╭──
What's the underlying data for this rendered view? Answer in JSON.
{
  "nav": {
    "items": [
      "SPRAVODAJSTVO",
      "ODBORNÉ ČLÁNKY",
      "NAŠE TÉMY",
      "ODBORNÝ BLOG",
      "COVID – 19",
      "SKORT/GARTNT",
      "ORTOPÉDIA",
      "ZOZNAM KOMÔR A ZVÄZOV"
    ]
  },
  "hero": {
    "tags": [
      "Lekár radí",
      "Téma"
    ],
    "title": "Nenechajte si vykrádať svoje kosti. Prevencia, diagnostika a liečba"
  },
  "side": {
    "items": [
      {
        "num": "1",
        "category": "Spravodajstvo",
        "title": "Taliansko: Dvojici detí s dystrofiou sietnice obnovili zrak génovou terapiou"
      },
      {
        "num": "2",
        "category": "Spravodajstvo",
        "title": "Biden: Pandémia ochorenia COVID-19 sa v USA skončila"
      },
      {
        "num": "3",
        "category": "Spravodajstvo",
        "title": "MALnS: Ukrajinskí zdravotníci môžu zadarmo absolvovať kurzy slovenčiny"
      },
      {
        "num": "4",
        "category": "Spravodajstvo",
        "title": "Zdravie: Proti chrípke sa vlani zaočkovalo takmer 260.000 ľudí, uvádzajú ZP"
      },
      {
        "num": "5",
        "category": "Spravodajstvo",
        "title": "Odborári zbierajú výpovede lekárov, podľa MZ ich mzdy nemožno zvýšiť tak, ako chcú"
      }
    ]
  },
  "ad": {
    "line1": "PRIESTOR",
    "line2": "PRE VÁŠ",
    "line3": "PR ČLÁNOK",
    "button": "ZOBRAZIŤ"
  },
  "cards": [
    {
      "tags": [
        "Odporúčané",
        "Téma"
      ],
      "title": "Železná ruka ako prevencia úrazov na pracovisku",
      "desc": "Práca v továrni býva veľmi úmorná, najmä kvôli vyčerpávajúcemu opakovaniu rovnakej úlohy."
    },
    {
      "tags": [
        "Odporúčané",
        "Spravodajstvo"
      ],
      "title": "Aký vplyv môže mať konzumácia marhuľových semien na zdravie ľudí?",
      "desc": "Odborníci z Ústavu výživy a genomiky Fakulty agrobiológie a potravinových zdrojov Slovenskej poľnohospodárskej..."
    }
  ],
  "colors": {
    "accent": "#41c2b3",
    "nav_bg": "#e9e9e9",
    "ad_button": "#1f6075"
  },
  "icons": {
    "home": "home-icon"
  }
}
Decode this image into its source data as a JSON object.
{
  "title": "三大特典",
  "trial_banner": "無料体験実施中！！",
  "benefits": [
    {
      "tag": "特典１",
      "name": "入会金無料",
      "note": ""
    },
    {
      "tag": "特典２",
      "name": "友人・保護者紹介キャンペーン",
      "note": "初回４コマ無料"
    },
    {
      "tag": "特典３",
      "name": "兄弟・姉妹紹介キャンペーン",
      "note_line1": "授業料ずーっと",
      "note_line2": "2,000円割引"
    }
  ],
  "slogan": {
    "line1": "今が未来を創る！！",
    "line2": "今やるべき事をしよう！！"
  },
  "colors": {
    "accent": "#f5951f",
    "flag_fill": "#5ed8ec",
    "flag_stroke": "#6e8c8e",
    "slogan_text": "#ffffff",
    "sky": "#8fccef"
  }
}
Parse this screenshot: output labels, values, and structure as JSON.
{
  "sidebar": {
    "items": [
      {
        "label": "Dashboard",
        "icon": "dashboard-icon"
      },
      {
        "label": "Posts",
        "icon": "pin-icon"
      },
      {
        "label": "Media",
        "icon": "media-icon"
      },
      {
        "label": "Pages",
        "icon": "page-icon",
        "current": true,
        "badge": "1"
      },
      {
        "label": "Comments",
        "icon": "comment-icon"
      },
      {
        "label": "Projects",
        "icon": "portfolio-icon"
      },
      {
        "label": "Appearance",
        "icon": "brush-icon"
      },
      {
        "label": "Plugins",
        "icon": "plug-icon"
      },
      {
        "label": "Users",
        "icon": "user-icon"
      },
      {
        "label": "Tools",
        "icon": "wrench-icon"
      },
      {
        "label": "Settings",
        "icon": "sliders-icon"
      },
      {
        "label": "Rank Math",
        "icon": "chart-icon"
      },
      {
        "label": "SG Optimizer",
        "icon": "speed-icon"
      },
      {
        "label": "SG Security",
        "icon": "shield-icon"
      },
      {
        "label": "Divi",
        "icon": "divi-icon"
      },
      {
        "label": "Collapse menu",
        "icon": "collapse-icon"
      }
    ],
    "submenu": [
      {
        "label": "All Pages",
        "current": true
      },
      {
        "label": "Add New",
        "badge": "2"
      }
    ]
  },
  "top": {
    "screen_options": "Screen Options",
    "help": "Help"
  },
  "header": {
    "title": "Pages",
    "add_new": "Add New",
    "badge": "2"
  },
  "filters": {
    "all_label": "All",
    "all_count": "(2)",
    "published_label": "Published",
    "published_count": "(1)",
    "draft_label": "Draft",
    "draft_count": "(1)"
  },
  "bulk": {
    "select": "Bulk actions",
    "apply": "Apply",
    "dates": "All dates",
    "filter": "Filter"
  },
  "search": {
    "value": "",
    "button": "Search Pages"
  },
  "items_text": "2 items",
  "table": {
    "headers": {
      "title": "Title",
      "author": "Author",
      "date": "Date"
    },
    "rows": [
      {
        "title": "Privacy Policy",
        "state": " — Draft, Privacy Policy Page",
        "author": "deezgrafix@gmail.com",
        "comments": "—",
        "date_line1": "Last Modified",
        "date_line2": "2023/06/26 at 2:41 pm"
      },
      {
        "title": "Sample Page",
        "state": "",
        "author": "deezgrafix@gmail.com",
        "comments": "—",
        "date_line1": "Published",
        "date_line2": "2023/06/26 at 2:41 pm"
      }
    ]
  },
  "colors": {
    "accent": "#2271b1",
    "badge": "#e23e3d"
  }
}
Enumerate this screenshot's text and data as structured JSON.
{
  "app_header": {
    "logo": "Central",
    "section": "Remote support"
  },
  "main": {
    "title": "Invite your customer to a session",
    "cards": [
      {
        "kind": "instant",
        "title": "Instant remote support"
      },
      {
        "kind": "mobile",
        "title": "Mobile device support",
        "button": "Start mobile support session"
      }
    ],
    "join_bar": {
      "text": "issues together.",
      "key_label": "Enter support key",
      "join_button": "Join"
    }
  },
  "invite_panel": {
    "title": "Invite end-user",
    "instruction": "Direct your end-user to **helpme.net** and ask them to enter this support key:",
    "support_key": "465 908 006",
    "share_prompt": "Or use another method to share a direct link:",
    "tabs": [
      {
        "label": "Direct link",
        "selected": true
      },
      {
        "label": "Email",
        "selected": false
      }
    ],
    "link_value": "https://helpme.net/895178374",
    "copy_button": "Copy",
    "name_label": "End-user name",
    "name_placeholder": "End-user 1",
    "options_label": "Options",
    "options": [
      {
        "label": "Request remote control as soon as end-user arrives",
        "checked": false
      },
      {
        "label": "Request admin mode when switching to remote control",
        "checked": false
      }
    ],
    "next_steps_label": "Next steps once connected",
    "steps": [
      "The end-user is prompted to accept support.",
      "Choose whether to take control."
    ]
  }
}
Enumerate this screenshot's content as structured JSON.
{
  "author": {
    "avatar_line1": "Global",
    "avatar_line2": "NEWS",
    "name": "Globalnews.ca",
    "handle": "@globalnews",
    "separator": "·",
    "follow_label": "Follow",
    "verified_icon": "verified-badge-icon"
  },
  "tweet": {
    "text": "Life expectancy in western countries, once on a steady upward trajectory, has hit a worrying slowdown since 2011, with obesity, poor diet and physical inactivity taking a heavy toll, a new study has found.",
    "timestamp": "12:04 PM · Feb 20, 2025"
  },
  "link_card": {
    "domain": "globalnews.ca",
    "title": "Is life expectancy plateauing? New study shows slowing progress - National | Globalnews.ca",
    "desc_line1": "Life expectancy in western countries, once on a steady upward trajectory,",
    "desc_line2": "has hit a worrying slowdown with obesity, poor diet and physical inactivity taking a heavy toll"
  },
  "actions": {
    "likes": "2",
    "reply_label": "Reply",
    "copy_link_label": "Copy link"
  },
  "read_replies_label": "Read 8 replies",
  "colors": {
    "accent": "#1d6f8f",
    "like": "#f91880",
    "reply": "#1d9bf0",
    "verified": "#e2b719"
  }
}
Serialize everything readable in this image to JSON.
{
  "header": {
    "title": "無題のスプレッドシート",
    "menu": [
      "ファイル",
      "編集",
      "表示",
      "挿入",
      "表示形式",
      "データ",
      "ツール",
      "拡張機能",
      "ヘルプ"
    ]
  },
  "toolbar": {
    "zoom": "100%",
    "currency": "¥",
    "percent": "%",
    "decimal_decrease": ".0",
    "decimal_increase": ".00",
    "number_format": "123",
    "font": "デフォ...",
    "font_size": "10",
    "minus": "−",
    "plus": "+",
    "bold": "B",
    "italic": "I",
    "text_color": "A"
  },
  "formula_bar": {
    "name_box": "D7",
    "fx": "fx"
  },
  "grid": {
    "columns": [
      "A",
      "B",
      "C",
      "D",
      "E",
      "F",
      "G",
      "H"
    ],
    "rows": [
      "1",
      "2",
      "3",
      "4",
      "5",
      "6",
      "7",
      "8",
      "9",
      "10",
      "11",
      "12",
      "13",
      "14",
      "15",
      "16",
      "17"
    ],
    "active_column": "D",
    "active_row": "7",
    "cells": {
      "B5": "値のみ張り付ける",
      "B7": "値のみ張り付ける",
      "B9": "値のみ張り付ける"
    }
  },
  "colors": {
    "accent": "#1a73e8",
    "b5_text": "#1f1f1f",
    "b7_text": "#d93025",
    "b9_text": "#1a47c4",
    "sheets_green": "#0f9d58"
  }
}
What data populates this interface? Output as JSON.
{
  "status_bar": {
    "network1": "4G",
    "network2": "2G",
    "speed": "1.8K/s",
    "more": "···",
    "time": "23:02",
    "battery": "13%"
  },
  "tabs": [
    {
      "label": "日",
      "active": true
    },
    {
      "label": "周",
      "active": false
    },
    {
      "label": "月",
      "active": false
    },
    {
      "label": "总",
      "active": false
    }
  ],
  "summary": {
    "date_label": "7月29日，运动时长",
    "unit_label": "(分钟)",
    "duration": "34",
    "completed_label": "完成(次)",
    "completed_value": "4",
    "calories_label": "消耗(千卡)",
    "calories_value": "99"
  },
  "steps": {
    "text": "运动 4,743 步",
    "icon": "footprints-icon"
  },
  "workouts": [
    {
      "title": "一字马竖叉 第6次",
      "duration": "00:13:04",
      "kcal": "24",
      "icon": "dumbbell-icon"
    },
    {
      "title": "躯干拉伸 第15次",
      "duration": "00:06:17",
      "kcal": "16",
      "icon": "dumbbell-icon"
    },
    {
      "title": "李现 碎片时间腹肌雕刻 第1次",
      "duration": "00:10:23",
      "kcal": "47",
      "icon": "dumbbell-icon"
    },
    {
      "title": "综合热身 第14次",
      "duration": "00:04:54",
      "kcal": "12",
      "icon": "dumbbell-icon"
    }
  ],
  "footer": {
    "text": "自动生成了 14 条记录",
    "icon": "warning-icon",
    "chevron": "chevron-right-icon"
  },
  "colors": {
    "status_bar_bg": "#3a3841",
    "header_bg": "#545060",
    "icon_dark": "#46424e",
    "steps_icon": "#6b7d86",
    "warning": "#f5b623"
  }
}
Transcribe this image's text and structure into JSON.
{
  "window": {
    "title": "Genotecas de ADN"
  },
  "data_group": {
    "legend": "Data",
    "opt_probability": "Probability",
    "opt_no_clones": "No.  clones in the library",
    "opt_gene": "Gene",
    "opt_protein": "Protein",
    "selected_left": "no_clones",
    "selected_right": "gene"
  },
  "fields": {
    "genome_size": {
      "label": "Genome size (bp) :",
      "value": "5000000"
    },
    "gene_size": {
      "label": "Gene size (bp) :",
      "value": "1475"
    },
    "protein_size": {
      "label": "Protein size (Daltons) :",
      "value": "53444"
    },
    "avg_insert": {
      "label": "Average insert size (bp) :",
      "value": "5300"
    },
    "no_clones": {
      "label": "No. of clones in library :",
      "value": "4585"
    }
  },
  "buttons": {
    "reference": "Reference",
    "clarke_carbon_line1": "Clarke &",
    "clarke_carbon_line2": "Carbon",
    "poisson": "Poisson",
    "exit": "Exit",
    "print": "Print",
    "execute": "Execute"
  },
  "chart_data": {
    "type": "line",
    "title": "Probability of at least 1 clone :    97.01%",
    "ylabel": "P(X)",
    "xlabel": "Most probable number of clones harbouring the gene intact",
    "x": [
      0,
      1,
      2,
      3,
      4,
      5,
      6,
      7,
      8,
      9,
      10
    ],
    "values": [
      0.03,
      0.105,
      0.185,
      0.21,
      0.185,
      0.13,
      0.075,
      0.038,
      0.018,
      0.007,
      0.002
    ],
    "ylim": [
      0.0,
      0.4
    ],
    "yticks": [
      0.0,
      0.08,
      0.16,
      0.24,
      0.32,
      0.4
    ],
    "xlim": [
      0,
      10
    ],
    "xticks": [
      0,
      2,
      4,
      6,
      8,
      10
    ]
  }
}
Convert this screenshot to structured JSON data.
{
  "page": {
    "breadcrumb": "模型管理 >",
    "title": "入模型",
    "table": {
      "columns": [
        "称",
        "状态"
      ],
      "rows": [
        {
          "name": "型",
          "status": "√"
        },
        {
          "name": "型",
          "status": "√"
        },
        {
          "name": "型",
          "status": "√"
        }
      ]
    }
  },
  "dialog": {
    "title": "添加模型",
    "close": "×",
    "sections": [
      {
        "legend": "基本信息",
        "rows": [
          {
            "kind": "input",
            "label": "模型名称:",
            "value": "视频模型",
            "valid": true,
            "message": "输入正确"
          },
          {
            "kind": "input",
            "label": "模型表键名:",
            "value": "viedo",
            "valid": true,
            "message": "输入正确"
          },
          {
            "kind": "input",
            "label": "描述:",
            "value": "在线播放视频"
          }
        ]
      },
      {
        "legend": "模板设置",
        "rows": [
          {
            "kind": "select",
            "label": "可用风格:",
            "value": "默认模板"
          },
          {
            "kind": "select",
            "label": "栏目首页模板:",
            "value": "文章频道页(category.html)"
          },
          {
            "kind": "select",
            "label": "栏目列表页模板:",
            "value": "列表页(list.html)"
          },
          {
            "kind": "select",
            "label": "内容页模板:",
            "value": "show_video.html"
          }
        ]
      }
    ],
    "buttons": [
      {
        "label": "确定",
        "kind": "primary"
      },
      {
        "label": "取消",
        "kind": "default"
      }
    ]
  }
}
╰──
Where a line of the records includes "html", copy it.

            "value": "文章频道页(category.html)"
            "value": "列表页(list.html)"
            "value": "show_video.html"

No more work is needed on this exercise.